Citing PatentFiling datePublication dateApplicantTitle
US2666164 *Sep 29, 1948Jan 12, 1954Hall Lab IncElectronic conductivity meter
US2734167 *Mar 14, 1952Feb 7, 1956 Testing device for cathode ray tubes
US2755387 *Dec 5, 1944Jul 17, 1956Waugh Charles CGround indicator for calutrons
US2784371 *Dec 27, 1954Mar 5, 1957Bell Aircraft CorpFault tester for electron tubes
US2927269 *Oct 26, 1955Mar 1, 1960Ecker Howard WVoltmeter
US7009411 *Jul 14, 2004Mar 7, 2006Kabushiki Kaisha ToshibaCharge amount measurement method, shift value measurement method of charged beam, charge amount measuring device and shift value measuring device of charged beam
US7084656 *Oct 21, 1996Aug 1, 2006Formfactor, Inc.Probe for semiconductor devices
US7200930Oct 19, 2005Apr 10, 2007Formfactor, Inc.Probe for semiconductor devices
US7321232Feb 7, 2006Jan 22, 2008Kabushiki Kaisha ToshibaCharge amount measurement method, shift value measurement method of charged beam, charge amount measuring device and shift value measuring device of charged beam
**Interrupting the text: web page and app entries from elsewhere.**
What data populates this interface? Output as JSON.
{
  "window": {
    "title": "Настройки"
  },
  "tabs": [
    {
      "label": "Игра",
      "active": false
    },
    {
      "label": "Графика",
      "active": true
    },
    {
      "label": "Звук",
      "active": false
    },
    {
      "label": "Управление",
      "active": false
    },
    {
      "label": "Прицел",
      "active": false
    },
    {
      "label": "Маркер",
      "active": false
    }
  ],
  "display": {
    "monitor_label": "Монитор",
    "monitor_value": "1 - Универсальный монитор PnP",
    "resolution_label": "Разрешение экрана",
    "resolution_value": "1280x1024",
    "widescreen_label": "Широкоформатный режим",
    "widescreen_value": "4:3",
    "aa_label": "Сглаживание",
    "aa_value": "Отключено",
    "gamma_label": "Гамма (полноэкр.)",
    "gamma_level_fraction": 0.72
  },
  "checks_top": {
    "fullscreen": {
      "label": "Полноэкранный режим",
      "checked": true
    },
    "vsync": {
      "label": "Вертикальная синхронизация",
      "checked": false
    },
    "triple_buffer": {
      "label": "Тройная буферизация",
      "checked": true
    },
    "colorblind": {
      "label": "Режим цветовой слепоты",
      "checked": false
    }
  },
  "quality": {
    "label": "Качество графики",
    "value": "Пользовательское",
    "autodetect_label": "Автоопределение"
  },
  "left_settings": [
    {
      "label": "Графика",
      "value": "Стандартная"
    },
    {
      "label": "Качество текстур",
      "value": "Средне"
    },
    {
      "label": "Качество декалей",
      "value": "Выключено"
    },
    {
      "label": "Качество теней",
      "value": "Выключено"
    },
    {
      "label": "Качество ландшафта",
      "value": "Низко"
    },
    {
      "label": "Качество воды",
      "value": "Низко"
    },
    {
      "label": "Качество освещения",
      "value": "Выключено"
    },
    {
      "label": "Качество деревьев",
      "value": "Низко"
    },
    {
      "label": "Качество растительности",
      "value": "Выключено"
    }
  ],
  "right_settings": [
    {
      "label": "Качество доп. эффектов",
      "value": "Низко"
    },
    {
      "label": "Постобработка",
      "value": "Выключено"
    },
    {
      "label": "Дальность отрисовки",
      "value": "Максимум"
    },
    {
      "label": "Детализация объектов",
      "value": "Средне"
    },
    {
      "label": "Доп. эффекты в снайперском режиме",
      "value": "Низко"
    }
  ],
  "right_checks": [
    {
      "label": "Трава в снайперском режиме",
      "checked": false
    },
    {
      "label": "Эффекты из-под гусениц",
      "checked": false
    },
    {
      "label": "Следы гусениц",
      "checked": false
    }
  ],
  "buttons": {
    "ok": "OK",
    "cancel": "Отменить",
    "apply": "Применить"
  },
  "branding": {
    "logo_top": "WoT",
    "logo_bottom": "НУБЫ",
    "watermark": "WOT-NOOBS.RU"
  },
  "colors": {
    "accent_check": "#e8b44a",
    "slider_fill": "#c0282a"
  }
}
US20040256553 *Jul 14, 2004Dec 23, 2004Masakazu HayashiCharge amount measurement method, shift value measurement method of charged beam, charge amount measuring device and shift value measuring device of charged beam
US20060125495 *Feb 7, 2006Jun 15, 2006Masakazu HayashiCharge amount measurement method, shift value measurement method of charged beam, charge amount measuring device and shift value measuring device of charged beam
U.S. Classification324/72, 324/133, 324/72.5, 324/121.00R, 324/121.00E
International ClassificationH01J31/14
Cooperative ClassificationH01J31/14
European ClassificationH01J31/14